Similar arguments could be made for transport and housing. In all these areas capitalist markets consistently fail to deliver within their own terms: they do not deliver cheap and efficient services for consumers. Some on the left, thanks to Marcuse, Debord et al are theoretically beholden to a hostility to ‘consumerism’ as experienced via marketing, advertising and the media. It is right to be against this ideology, but politically those of this persuasion want to shift the ground too quickly onto areas they feel more secure e.g. struggles in the workplace. We fail to look at how working people actually do consume and forget our past success in political action and in providing non-capitalist alternatives.
Before the 1940s the European co-operative movement was extremely successful in countering consumer capitalism. It involved more working class people than trade unions and had more financial resources. For example, in the 1930s the prices of light bulbs were kept high by a Swiss cartel. In response, the Scandinavian Co-operative Wholesale Societies set up their own light bulb company, Luma, with its own factory, run as a co-op. Luma sold the bulbs through co-operative stores across Europe, and forced the cartel to drop their prices by nearly 50%. On the eve of the Second World War it built another factory in Glasgow which still stands.
In campaigning on energy, transport and housing the left should be bold and look to propose alternative models of collective provision. Trying to shame companies to lower prices by 5% or so is too like the tokenistic ‘banker bashing’ the government is happy to indulge, in order to prevent any real reform. As Ken Livingstone’s first two Mayoral-ships showed, publicly controlled bus fares, for example, can be kept low, with an increased level of service, investment in infrastructure and without running a budget deficit. This is in stark contrast to private regional bus companies who run an old, infrequent service, with fares two or three times the price. Public ownership or control in itself does not ensure fair prices, equitable service or long-term investment. Co-operatives have often run into problems, particularly where they have to use capitalist markets that they cannot control. But by making utilities democratically accountable, a crucial space for a left politics is created.
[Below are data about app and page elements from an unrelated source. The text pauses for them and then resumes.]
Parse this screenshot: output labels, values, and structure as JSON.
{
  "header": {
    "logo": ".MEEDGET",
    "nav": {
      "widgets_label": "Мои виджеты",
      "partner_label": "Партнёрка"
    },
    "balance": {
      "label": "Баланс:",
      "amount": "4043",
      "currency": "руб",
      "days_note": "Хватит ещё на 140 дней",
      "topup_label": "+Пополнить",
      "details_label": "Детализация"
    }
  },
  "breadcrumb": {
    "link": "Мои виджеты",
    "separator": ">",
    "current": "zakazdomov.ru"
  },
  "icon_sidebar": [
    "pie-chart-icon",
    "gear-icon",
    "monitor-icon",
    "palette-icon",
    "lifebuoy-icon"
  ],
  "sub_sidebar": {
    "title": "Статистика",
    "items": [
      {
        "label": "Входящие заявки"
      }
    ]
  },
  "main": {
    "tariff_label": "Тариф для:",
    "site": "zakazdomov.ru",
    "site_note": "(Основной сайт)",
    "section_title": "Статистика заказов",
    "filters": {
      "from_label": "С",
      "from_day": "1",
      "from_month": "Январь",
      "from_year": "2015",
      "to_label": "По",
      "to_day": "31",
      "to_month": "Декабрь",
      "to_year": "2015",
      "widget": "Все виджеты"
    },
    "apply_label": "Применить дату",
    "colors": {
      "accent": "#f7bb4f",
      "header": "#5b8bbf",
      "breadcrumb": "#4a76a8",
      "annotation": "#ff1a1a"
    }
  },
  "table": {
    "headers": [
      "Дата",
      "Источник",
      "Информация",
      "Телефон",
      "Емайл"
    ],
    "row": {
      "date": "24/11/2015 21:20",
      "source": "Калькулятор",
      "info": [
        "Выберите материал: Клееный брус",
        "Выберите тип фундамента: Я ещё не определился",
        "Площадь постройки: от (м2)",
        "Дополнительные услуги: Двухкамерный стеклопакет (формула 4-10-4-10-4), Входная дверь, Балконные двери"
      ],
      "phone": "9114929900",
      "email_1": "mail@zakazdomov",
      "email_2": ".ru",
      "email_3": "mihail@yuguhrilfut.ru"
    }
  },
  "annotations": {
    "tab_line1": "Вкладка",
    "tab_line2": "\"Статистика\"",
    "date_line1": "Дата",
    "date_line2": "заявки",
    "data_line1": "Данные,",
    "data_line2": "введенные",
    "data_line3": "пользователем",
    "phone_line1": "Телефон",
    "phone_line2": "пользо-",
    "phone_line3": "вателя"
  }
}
 Colin Ward, Reflected in water: a crisis of social responsibility (London: Cassell, 1997), p.10.
 V. Taylor and F. Trentmann, “Liquid Politics: Water and the Politics of Everyday Life in the Modern City,” Past & Present 211, 1 (May 2011): 206-212.
 Mary Hilson, A Consumer’s International? The International Cooperative Alliance and Cooperative Internationalism, 1918-1939: A Nordic Perspective’, International Review of Social History, 56 (2011), 229-230.
About this article
Published on 02 March, 2012
By William Farrell